Thinking back on the last thirty-plus years of my life in the restaurant business I can’t help but wonder: did I take the easy way out, or the hard way forward? I started bussing tables and washing dishes when I was sixteen because the service industry provided cash flow that most of my teenage friends didn’t have. It wasn’t easy on my social life. Often, I would show up so late to a party it would be winding down. (Then, my job was to take care of my wasted buddies!) Other times I would miss a special occasion altogether. At some point after I graduated from high school my friends just stopped inviting me out because the answer was always, “It’s the weekend, I have to work.” And so the restaurant crew became my friends, my family. By my early twenties I think I knew that this career path, which seemed to have chosen me, had its serious drawbacks. The hours were long and usually late into the night. Weekends were a blur of getting my ass kicked on the line and drinking as many cocktails as quickly as I could before last call, just to wind down from the shift. As I watched “normal people” start their business careers, buy cars or new houses, start families or go on weekend adventures, I struggled to get by, living paycheck to paycheck. I was pretty good at this whole cooking thing but I knew there were other career paths I could take that would give me a lot more financial freedom and a lot more personal freedom.
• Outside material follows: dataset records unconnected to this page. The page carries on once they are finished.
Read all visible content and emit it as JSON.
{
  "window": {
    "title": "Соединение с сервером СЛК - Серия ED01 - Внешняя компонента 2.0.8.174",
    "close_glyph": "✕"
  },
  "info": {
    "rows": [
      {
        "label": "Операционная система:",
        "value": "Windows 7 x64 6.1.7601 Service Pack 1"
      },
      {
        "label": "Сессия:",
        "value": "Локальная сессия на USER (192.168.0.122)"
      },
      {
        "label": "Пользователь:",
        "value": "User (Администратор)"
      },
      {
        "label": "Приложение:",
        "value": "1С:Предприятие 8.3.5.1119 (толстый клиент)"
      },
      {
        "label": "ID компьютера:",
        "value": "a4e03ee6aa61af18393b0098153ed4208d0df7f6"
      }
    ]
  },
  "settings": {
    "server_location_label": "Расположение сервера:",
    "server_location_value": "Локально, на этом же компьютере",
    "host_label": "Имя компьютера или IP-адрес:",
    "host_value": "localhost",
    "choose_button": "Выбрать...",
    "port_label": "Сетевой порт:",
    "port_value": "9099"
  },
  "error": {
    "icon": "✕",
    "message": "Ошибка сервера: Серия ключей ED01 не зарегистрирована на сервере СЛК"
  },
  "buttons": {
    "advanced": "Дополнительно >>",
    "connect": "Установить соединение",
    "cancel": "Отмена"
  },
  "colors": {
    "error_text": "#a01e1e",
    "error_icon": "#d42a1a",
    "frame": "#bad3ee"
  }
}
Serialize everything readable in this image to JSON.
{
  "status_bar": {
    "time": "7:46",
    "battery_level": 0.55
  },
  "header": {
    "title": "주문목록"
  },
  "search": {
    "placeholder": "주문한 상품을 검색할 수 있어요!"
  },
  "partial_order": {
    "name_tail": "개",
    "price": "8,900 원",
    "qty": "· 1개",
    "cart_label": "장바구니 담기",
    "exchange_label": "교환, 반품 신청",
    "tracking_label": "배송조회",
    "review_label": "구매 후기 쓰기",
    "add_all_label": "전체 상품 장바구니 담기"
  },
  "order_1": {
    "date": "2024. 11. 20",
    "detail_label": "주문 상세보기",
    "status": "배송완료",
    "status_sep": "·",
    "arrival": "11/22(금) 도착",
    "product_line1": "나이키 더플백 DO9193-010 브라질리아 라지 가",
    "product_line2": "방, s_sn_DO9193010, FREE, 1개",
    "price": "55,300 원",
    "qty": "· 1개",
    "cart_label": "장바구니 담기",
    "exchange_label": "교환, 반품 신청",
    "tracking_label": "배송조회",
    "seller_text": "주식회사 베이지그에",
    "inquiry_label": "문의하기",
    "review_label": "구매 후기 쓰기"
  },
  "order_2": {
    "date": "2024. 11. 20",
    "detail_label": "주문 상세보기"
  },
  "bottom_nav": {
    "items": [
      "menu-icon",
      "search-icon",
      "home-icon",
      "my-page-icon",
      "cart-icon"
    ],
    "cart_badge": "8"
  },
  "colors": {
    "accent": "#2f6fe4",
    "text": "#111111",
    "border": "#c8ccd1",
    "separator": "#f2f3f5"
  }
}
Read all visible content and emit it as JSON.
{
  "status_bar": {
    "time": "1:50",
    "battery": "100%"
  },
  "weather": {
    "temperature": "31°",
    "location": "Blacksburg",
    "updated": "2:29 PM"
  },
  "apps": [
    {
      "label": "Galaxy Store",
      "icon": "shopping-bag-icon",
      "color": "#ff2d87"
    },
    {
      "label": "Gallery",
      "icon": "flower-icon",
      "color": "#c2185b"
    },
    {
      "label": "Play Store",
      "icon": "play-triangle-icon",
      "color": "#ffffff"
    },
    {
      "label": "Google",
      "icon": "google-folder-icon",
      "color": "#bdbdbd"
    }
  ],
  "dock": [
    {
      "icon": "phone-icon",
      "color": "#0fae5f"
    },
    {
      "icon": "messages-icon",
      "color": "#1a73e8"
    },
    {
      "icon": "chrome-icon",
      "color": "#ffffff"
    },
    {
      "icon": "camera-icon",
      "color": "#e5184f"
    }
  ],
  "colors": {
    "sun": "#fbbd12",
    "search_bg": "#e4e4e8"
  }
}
Yet still: I loved being a chef with all my heart. At this point in my life and career, how can I help to build something new or into this industry that means so much to me? A set of solutions that will bring more security and ease to those of us who make it all work, while keeping its value alive for all those — all of you — who depend on us to make wonderful food and give you a happy place to go for the sustenance of good company and a good meal?